Microsoft has long benefitted from its work on accessibility. Blind users know that the best screen readers and text enlargement tools in the business come with Windows and Office. They are committed enthusiasts.
These same users also give Microsoft a buffer against open source standards. When Massachusetts tried to mandate ODF a few years ago, it was pressure from handicapped users of Word that did the most to stay their hand.
But the real news here is that AEGIS aims not to match what Microsoft has done but go beyond it.
The biggest problem for handicapped users today may be Web 2.0 and RIA standards like AJAX. How does a screen reader address a "word cloud" to a blind person?
AEGIS will address these questions through the Open Accessibility Framework. You may pronouce it "oaf" but for Microsoft the correct pronounciation may be "oof."
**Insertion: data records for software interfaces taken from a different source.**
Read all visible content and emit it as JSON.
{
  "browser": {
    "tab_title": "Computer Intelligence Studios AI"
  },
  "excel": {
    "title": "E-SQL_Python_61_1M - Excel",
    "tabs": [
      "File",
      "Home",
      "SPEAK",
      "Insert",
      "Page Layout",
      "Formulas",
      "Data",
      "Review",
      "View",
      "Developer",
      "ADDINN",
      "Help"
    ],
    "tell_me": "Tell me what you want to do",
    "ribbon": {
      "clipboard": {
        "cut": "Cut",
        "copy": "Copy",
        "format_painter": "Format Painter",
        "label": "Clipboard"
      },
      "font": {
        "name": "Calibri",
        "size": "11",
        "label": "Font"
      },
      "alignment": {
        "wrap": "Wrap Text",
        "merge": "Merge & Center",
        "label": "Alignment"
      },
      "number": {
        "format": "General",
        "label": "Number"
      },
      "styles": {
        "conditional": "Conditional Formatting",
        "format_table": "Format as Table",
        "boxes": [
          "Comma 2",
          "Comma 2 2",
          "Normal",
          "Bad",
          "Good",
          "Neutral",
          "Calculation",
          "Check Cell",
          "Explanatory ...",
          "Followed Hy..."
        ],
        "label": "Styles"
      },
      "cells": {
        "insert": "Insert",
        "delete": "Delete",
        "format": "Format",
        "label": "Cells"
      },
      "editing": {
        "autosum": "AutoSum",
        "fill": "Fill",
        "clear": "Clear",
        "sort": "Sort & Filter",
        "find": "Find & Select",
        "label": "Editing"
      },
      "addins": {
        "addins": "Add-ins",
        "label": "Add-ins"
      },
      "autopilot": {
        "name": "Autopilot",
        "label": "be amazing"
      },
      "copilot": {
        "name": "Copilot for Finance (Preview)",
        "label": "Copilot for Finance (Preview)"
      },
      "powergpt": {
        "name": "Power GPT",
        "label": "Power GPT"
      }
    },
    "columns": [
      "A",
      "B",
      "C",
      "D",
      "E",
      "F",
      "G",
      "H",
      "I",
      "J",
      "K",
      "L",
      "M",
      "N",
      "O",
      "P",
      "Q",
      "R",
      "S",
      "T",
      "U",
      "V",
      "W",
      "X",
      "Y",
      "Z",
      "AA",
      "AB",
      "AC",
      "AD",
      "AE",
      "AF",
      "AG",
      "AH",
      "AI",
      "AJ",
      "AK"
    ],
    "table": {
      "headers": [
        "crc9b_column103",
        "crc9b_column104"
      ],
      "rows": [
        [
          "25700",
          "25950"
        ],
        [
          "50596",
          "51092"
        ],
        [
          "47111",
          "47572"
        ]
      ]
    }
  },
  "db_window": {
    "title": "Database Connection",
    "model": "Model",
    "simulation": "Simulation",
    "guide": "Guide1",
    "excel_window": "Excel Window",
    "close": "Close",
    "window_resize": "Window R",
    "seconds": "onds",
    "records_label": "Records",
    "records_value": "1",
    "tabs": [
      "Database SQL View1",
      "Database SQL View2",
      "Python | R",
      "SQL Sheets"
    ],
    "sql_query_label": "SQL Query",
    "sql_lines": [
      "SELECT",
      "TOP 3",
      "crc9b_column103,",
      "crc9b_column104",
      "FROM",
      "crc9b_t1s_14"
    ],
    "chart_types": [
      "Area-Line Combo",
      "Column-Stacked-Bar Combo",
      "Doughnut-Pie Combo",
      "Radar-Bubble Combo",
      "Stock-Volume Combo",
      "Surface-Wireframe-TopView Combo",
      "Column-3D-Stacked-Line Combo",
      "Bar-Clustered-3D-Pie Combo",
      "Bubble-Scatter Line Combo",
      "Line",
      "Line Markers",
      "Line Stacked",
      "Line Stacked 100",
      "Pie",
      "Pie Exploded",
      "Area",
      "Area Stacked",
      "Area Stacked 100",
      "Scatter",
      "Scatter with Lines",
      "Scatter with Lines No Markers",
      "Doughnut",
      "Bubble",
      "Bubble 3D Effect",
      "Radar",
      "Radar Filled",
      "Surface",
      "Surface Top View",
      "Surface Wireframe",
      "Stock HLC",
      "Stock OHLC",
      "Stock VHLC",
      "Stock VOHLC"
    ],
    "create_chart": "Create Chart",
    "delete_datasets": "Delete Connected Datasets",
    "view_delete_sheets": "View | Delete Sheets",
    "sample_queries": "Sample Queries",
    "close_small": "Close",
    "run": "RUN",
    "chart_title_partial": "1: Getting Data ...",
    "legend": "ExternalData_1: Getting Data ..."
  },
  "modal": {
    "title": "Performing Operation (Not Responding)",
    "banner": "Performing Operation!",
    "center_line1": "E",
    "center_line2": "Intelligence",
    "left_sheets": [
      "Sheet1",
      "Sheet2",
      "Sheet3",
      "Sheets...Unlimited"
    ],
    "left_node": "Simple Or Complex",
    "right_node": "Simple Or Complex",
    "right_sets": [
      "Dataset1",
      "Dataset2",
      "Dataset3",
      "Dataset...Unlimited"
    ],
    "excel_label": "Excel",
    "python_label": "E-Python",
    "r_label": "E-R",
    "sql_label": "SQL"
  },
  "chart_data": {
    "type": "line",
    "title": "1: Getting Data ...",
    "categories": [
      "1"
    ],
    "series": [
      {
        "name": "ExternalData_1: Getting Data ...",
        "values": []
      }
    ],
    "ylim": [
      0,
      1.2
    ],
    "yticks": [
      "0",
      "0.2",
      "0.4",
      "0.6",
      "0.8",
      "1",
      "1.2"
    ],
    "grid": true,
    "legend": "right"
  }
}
By providing an open method for accessing third-generation Web pages and applications, AEGIS could leapfrog Microsoft's work in this area and not just take back an important sub-market, but enormous amounts of goodwill.
In any case the effort will be fun to watch. My mom has been blind for 30 years, and one of my best friends recently went total, so I have a dog in this fight.
I wish both sides good luck.